TASK OBJECTIVE | Going through the listing below, work out how many lines include "JSON" and give that number by itself.

RECORD EXCERPTS |
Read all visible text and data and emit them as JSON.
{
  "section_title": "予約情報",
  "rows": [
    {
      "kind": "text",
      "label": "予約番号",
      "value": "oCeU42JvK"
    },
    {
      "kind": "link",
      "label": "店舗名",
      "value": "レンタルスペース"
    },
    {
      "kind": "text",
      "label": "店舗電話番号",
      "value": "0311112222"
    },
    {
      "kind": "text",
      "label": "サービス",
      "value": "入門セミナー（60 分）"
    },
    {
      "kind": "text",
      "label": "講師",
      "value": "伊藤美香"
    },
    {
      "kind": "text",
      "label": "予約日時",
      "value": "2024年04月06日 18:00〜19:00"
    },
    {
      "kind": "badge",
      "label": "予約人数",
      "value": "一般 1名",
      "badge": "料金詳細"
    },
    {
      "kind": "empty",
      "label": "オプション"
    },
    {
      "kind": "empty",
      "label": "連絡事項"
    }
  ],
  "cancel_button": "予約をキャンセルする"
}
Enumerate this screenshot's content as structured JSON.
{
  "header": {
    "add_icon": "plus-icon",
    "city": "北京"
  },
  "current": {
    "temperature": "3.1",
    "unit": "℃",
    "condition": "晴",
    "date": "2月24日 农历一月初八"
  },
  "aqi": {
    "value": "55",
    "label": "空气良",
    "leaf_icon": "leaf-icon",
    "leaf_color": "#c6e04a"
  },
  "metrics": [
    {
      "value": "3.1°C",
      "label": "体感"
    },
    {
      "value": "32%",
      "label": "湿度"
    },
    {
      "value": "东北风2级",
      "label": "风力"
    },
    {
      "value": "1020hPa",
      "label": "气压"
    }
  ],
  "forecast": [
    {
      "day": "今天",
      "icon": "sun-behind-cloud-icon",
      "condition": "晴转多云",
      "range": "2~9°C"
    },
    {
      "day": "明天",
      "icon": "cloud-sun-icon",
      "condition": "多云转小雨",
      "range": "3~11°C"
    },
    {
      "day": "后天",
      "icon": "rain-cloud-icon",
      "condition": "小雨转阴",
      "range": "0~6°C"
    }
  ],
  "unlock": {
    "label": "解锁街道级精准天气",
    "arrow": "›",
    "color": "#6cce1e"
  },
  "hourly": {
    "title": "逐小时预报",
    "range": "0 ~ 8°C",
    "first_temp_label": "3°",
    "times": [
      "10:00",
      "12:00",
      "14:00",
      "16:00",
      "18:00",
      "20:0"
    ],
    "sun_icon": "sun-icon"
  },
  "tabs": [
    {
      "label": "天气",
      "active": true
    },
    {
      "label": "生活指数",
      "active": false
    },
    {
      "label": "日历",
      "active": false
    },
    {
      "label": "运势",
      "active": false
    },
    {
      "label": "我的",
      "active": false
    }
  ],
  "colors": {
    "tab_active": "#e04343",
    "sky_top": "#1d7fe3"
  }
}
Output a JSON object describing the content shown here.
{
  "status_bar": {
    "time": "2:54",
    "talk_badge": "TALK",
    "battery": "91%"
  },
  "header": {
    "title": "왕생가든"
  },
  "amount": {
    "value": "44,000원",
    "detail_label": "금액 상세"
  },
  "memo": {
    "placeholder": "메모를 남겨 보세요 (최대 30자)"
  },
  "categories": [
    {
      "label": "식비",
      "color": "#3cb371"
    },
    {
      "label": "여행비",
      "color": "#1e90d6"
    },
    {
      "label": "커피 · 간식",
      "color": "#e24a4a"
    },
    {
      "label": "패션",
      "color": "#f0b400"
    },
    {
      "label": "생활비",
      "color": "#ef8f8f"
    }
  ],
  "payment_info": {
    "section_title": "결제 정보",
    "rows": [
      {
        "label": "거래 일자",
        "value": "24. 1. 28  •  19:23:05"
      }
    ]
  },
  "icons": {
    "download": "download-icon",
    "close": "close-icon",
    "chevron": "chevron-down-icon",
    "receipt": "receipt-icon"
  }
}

SOLUTION FOR THIS PROBLEM | 3